New project explores creation of factories in space
A technology firm has been chosen to work on a project which could eventually lead to the creation of a factory in space.
Airbus Defence and Space, which has a base in Stevenage, was selected by the European Commission to study spacecraft manufacturing in orbit through the Horizon 2020 Programme.
It's part of a new project looking at the feasibility of satellite assembly and manufacturing above the earth. It's hoped it'll eventually lead to a demonstrator being launched. The project is expected to take two years.
The reason for creating a factory in space is to make space travel and exploration cheaper.
A satellite launch can cost millions of pounds, so by creating a factory in space it reduces the costs of actually getting the probes into space in the first place.
The high cost is why companies like SpaceX have been experimenting with reusable rocketry.
The factory being envisaged by this project will look at building components directly in space.
The idea of manufacturing in space is not a new one. US physicist Gerard K O'Neill was behind a plan to create human colonies in space.
In his 1970s book the High Frontier he suggested that manufacturing facilities in orbit would be needed in order to create space stations and help make further space exploration and colonisation economically viable. Airbus Defence and Space in Bremen, Germany is leading a project team. The group in Stevenage is in the very early stages of looking at the kind of robotic devices which would be needed in orbiting factory.

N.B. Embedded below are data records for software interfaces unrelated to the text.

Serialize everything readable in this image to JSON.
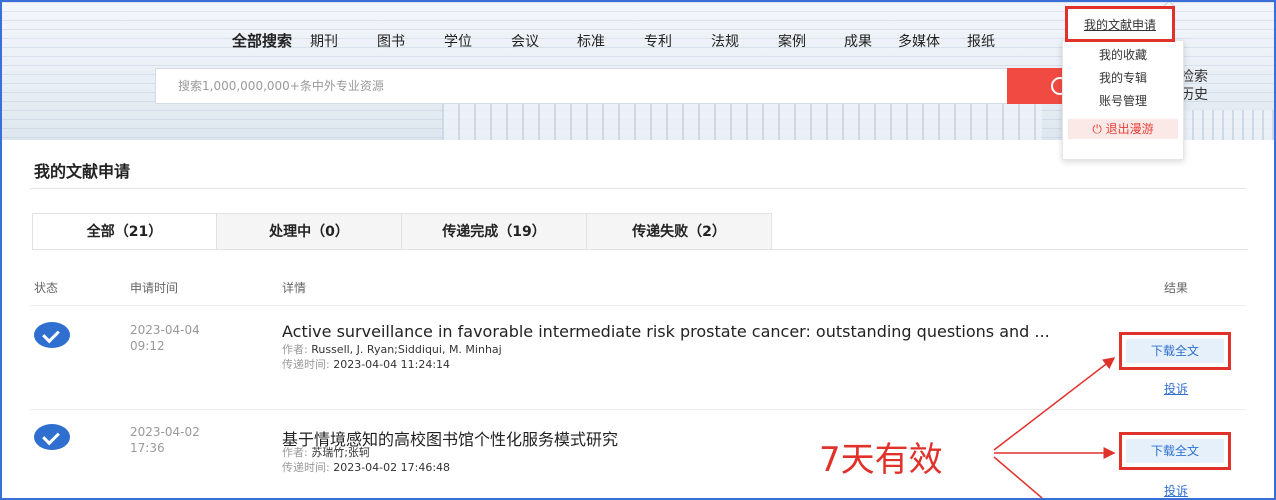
{
  "header": {
    "nav": [
      "全部搜索",
      "期刊",
      "图书",
      "学位",
      "会议",
      "标准",
      "专利",
      "法规",
      "案例",
      "成果",
      "多媒体",
      "报纸"
    ],
    "search_placeholder": "搜索1,000,000,000+条中外专业资源",
    "advanced_line1": "检索",
    "advanced_line2": "历史"
  },
  "user_menu": {
    "items": [
      "我的文献申请",
      "我的收藏",
      "我的专辑",
      "账号管理"
    ],
    "logout": "退出漫游"
  },
  "page": {
    "title": "我的文献申请",
    "tabs": [
      "全部（21）",
      "处理中（0）",
      "传递完成（19）",
      "传递失败（2）"
    ],
    "columns": {
      "status": "状态",
      "time": "申请时间",
      "detail": "详情",
      "result": "结果"
    }
  },
  "records": [
    {
      "date": "2023-04-04",
      "time": "09:12",
      "title": "Active surveillance in favorable intermediate risk prostate cancer: outstanding questions and ...",
      "author_label": "作者:",
      "authors": "Russell, J. Ryan;Siddiqui, M. Minhaj",
      "delivery_label": "传递时间:",
      "delivery_time": "2023-04-04 11:24:14",
      "download": "下载全文",
      "complain": "投诉"
    },
    {
      "date": "2023-04-02",
      "time": "17:36",
      "title": "基于情境感知的高校图书馆个性化服务模式研究",
      "author_label": "作者:",
      "authors": "苏瑞竹;张轲",
      "delivery_label": "传递时间:",
      "delivery_time": "2023-04-02 17:46:48",
      "download": "下载全文",
      "complain": "投诉"
    }
  ],
  "annotation": "7天有效",
  "colors": {
    "accent_red": "#e0312b",
    "link_blue": "#2f6fd0",
    "search_red": "#f04a43"
  }
}
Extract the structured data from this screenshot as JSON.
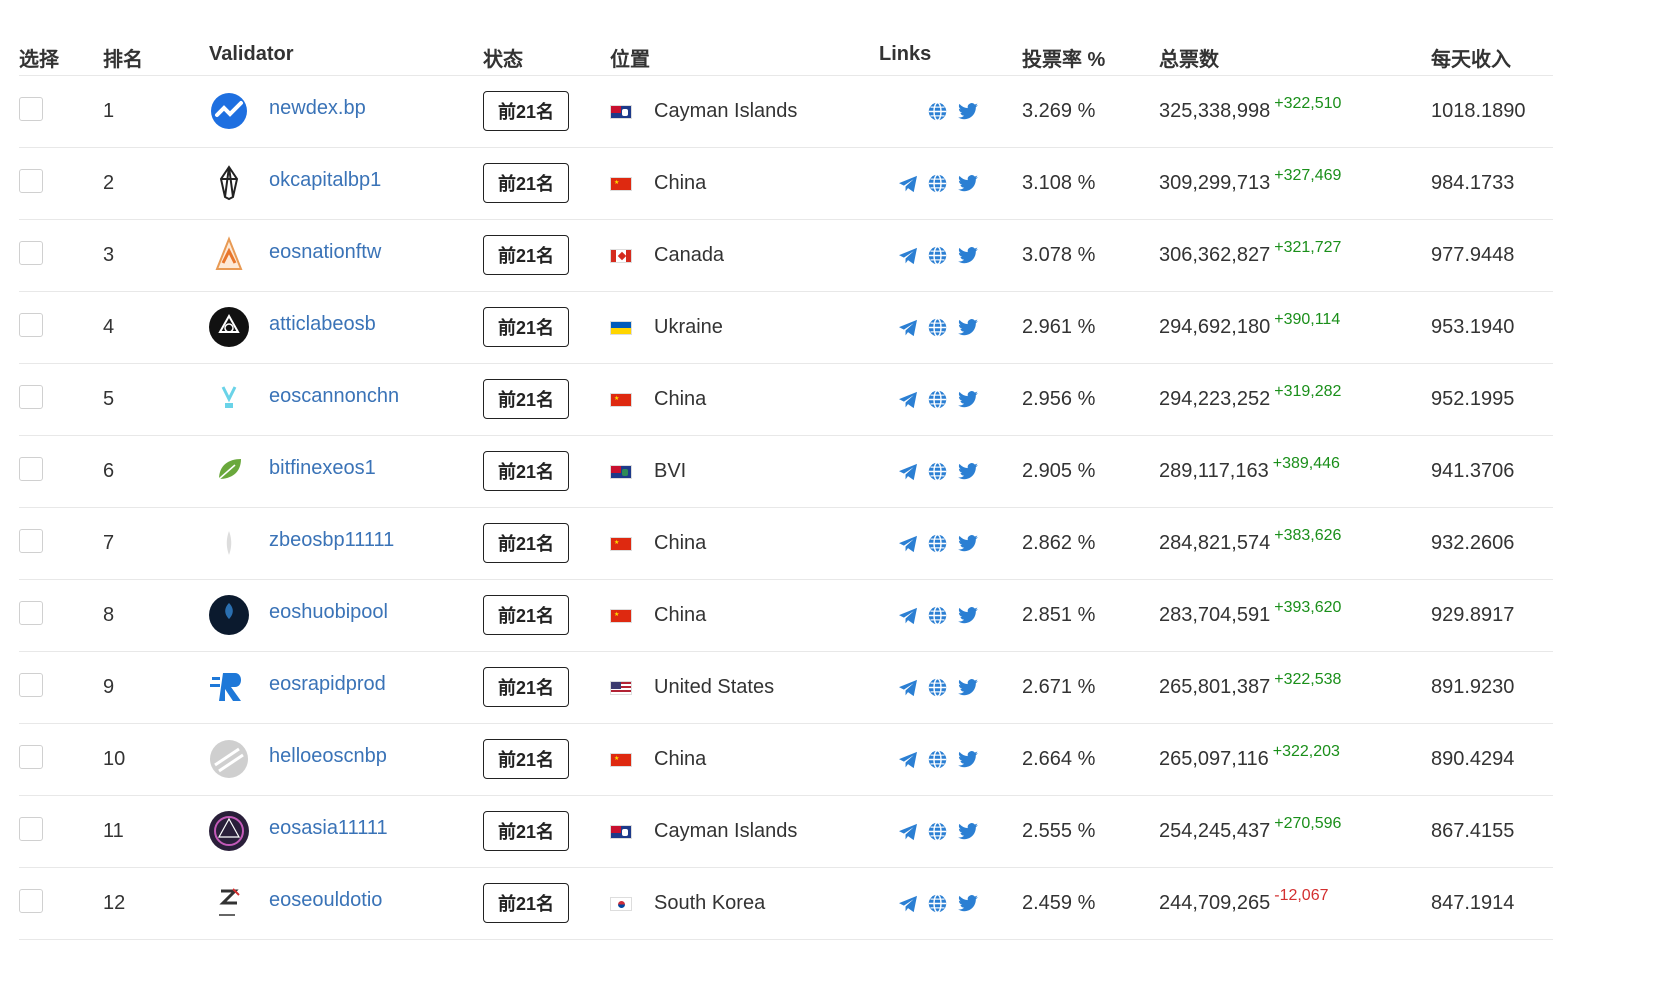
{
  "header": {
    "select": "选择",
    "rank": "排名",
    "validator": "Validator",
    "status": "状态",
    "location": "位置",
    "links": "Links",
    "vote_rate": "投票率 %",
    "total_votes": "总票数",
    "daily_income": "每天收入"
  },
  "colors": {
    "link_blue": "#3a73b7",
    "delta_positive": "#1a8f1a",
    "delta_negative": "#d32f2f",
    "icon_blue": "#2b7fd3"
  },
  "rows": [
    {
      "rank": "1",
      "name": "newdex.bp",
      "status": "前21名",
      "flag": "ky",
      "location": "Cayman Islands",
      "links": [
        "globe-icon",
        "twitter-icon"
      ],
      "rate": "3.269 %",
      "votes": "325,338,998",
      "delta": "+322,510",
      "daily": "1018.1890"
    },
    {
      "rank": "2",
      "name": "okcapitalbp1",
      "status": "前21名",
      "flag": "cn",
      "location": "China",
      "links": [
        "telegram-icon",
        "globe-icon",
        "twitter-icon"
      ],
      "rate": "3.108 %",
      "votes": "309,299,713",
      "delta": "+327,469",
      "daily": "984.1733"
    },
    {
      "rank": "3",
      "name": "eosnationftw",
      "status": "前21名",
      "flag": "ca",
      "location": "Canada",
      "links": [
        "telegram-icon",
        "globe-icon",
        "twitter-icon"
      ],
      "rate": "3.078 %",
      "votes": "306,362,827",
      "delta": "+321,727",
      "daily": "977.9448"
    },
    {
      "rank": "4",
      "name": "atticlabeosb",
      "status": "前21名",
      "flag": "ua",
      "location": "Ukraine",
      "links": [
        "telegram-icon",
        "globe-icon",
        "twitter-icon"
      ],
      "rate": "2.961 %",
      "votes": "294,692,180",
      "delta": "+390,114",
      "daily": "953.1940"
    },
    {
      "rank": "5",
      "name": "eoscannonchn",
      "status": "前21名",
      "flag": "cn",
      "location": "China",
      "links": [
        "telegram-icon",
        "globe-icon",
        "twitter-icon"
      ],
      "rate": "2.956 %",
      "votes": "294,223,252",
      "delta": "+319,282",
      "daily": "952.1995"
    },
    {
      "rank": "6",
      "name": "bitfinexeos1",
      "status": "前21名",
      "flag": "vg",
      "location": "BVI",
      "links": [
        "telegram-icon",
        "globe-icon",
        "twitter-icon"
      ],
      "rate": "2.905 %",
      "votes": "289,117,163",
      "delta": "+389,446",
      "daily": "941.3706"
    },
    {
      "rank": "7",
      "name": "zbeosbp11111",
      "status": "前21名",
      "flag": "cn",
      "location": "China",
      "links": [
        "telegram-icon",
        "globe-icon",
        "twitter-icon"
      ],
      "rate": "2.862 %",
      "votes": "284,821,574",
      "delta": "+383,626",
      "daily": "932.2606"
    },
    {
      "rank": "8",
      "name": "eoshuobipool",
      "status": "前21名",
      "flag": "cn",
      "location": "China",
      "links": [
        "telegram-icon",
        "globe-icon",
        "twitter-icon"
      ],
      "rate": "2.851 %",
      "votes": "283,704,591",
      "delta": "+393,620",
      "daily": "929.8917"
    },
    {
      "rank": "9",
      "name": "eosrapidprod",
      "status": "前21名",
      "flag": "us",
      "location": "United States",
      "links": [
        "telegram-icon",
        "globe-icon",
        "twitter-icon"
      ],
      "rate": "2.671 %",
      "votes": "265,801,387",
      "delta": "+322,538",
      "daily": "891.9230"
    },
    {
      "rank": "10",
      "name": "helloeoscnbp",
      "status": "前21名",
      "flag": "cn",
      "location": "China",
      "links": [
        "telegram-icon",
        "globe-icon",
        "twitter-icon"
      ],
      "rate": "2.664 %",
      "votes": "265,097,116",
      "delta": "+322,203",
      "daily": "890.4294"
    },
    {
      "rank": "11",
      "name": "eosasia11111",
      "status": "前21名",
      "flag": "ky",
      "location": "Cayman Islands",
      "links": [
        "telegram-icon",
        "globe-icon",
        "twitter-icon"
      ],
      "rate": "2.555 %",
      "votes": "254,245,437",
      "delta": "+270,596",
      "daily": "867.4155"
    },
    {
      "rank": "12",
      "name": "eoseouldotio",
      "status": "前21名",
      "flag": "kr",
      "location": "South Korea",
      "links": [
        "telegram-icon",
        "globe-icon",
        "twitter-icon"
      ],
      "rate": "2.459 %",
      "votes": "244,709,265",
      "delta": "-12,067",
      "daily": "847.1914"
    }
  ]
}
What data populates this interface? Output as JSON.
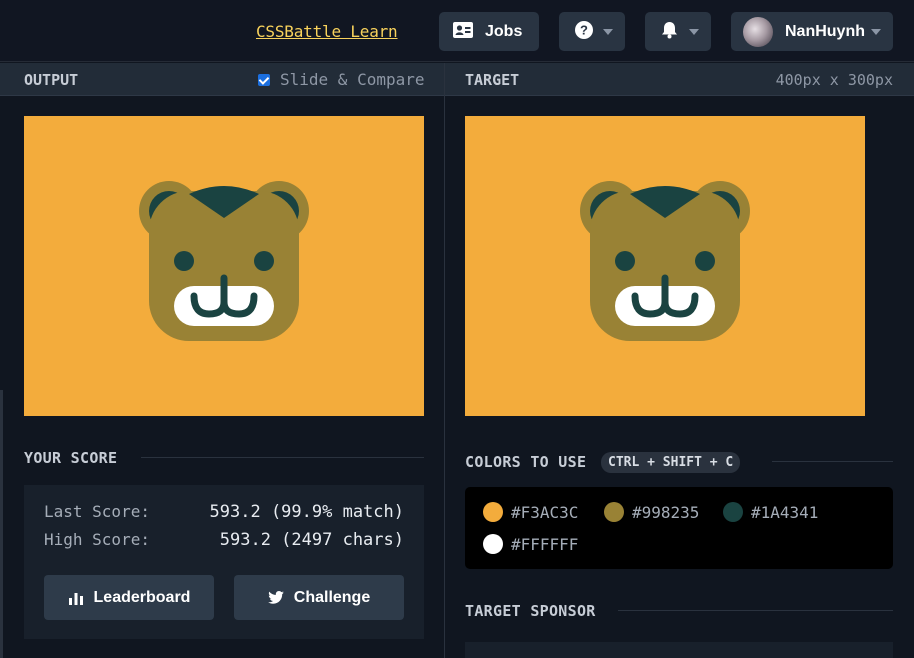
{
  "topbar": {
    "learn_link": "CSSBattle Learn",
    "jobs_label": "Jobs",
    "username": "NanHuynh"
  },
  "output_panel": {
    "title": "OUTPUT",
    "slide_compare_label": "Slide & Compare",
    "slide_compare_checked": true
  },
  "target_panel": {
    "title": "TARGET",
    "dimensions": "400px x 300px"
  },
  "score": {
    "title": "YOUR SCORE",
    "last_label": "Last Score:",
    "last_value": "593.2 (99.9% match)",
    "high_label": "High Score:",
    "high_value": "593.2 (2497 chars)",
    "leaderboard_label": "Leaderboard",
    "challenge_label": "Challenge"
  },
  "colors": {
    "title": "COLORS TO USE",
    "shortcut": "CTRL + SHIFT + C",
    "items": [
      {
        "hex": "#F3AC3C",
        "label": "#F3AC3C"
      },
      {
        "hex": "#998235",
        "label": "#998235"
      },
      {
        "hex": "#1A4341",
        "label": "#1A4341"
      },
      {
        "hex": "#FFFFFF",
        "label": "#FFFFFF"
      }
    ]
  },
  "sponsor": {
    "title": "TARGET SPONSOR"
  },
  "icons": [
    "id-card-icon",
    "help-icon",
    "bell-icon",
    "chevron-down-icon",
    "avatar",
    "bar-chart-icon",
    "twitter-icon"
  ]
}
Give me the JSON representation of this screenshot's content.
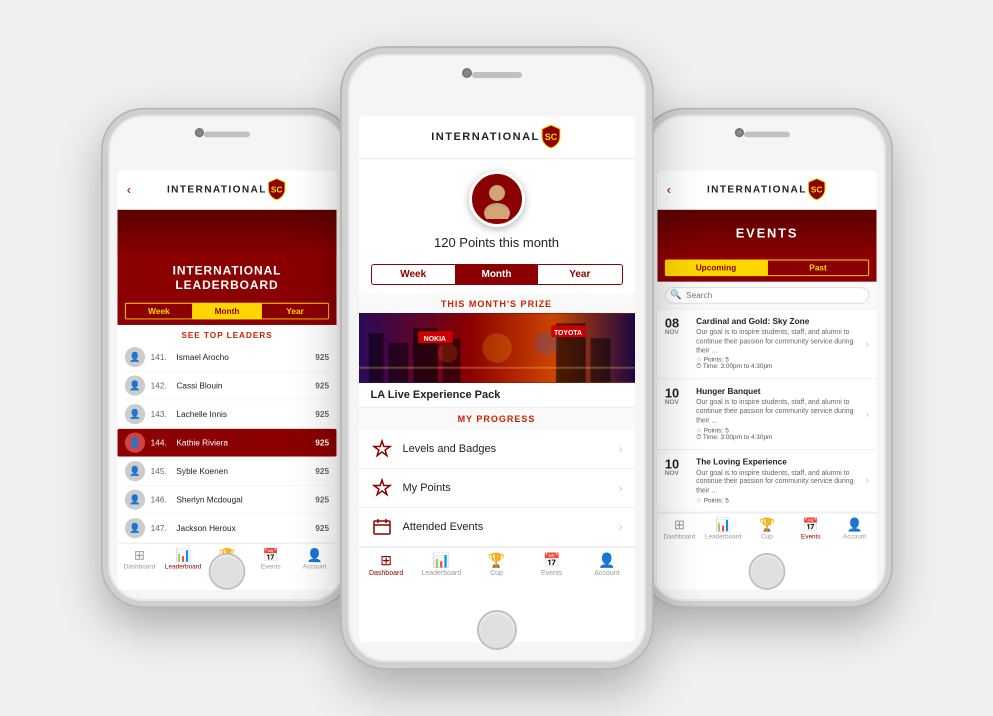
{
  "left_phone": {
    "header": {
      "title": "INTERNATIONAL",
      "back": "‹"
    },
    "hero": {
      "line1": "INTERNATIONAL",
      "line2": "LEADERBOARD"
    },
    "tabs": [
      {
        "label": "Week",
        "active": false
      },
      {
        "label": "Month",
        "active": true
      },
      {
        "label": "Year",
        "active": false
      }
    ],
    "see_leaders": "SEE TOP LEADERS",
    "leaders": [
      {
        "rank": "141.",
        "name": "Ismael Arocho",
        "points": "925",
        "highlighted": false
      },
      {
        "rank": "142.",
        "name": "Cassi Blouin",
        "points": "925",
        "highlighted": false
      },
      {
        "rank": "143.",
        "name": "Lachelle Innis",
        "points": "925",
        "highlighted": false
      },
      {
        "rank": "144.",
        "name": "Kathie Riviera",
        "points": "925",
        "highlighted": true
      },
      {
        "rank": "145.",
        "name": "Syble Koenen",
        "points": "925",
        "highlighted": false
      },
      {
        "rank": "146.",
        "name": "Sherlyn Mcdougal",
        "points": "925",
        "highlighted": false
      },
      {
        "rank": "147.",
        "name": "Jackson Heroux",
        "points": "925",
        "highlighted": false
      }
    ],
    "nav": [
      {
        "icon": "⊞",
        "label": "Dashboard",
        "active": false
      },
      {
        "icon": "📊",
        "label": "Leaderboard",
        "active": true
      },
      {
        "icon": "🏆",
        "label": "Cup",
        "active": false
      },
      {
        "icon": "📅",
        "label": "Events",
        "active": false
      },
      {
        "icon": "👤",
        "label": "Account",
        "active": false
      }
    ]
  },
  "center_phone": {
    "header": {
      "title": "INTERNATIONAL"
    },
    "points_text": "120 Points this month",
    "tabs": [
      {
        "label": "Week",
        "active": false
      },
      {
        "label": "Month",
        "active": true
      },
      {
        "label": "Year",
        "active": false
      }
    ],
    "prize_section_label": "THIS MONTH'S PRIZE",
    "prize_name": "LA Live Experience Pack",
    "progress_section_label": "MY PROGRESS",
    "progress_items": [
      {
        "icon": "⭐",
        "label": "Levels and Badges"
      },
      {
        "icon": "⭐",
        "label": "My Points"
      },
      {
        "icon": "📅",
        "label": "Attended Events"
      }
    ],
    "nav": [
      {
        "icon": "⊞",
        "label": "Dashboard",
        "active": true
      },
      {
        "icon": "📊",
        "label": "Leaderboard",
        "active": false
      },
      {
        "icon": "🏆",
        "label": "Cup",
        "active": false
      },
      {
        "icon": "📅",
        "label": "Events",
        "active": false
      },
      {
        "icon": "👤",
        "label": "Account",
        "active": false
      }
    ]
  },
  "right_phone": {
    "header": {
      "title": "INTERNATIONAL",
      "back": "‹"
    },
    "hero_title": "EVENTS",
    "tabs": [
      {
        "label": "Upcoming",
        "active": true
      },
      {
        "label": "Past",
        "active": false
      }
    ],
    "search_placeholder": "Search",
    "events": [
      {
        "day": "08",
        "month": "NOV",
        "title": "Cardinal and Gold: Sky Zone",
        "desc": "Our goal is to inspire students, staff, and alumni to continue their passion for community service during their ...",
        "points": "Points: 5",
        "time": "Time: 3:00pm to 4:30pm"
      },
      {
        "day": "10",
        "month": "NOV",
        "title": "Hunger Banquet",
        "desc": "Our goal is to inspire students, staff, and alumni to continue their passion for community service during their ...",
        "points": "Points: 5",
        "time": "Time: 3:00pm to 4:30pm"
      },
      {
        "day": "10",
        "month": "NOV",
        "title": "The Loving Experience",
        "desc": "Our goal is to inspire students, staff, and alumni to continue their passion for community service during their ...",
        "points": "Points: 5",
        "time": ""
      }
    ],
    "nav": [
      {
        "icon": "⊞",
        "label": "Dashboard",
        "active": false
      },
      {
        "icon": "📊",
        "label": "Leaderboard",
        "active": false
      },
      {
        "icon": "🏆",
        "label": "Cup",
        "active": false
      },
      {
        "icon": "📅",
        "label": "Events",
        "active": true
      },
      {
        "icon": "👤",
        "label": "Account",
        "active": false
      }
    ]
  }
}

It's the latest in a long line of projects that the region's space companies have been working on.
Scientists were able to capture the closest images ever taken of the Sun, thanks to a Solar Orbiter constructed in Stevenage.
Next year the Rosalind Franklin Mars Rover is set to launch towards the Red Planet, part of the ExoMars mission a joint European Space Agency (ESA) and Russian state space corporation Roscosmos project.
Last month the Perseverance Rover landed on Mars, carrying technology developed in Essex.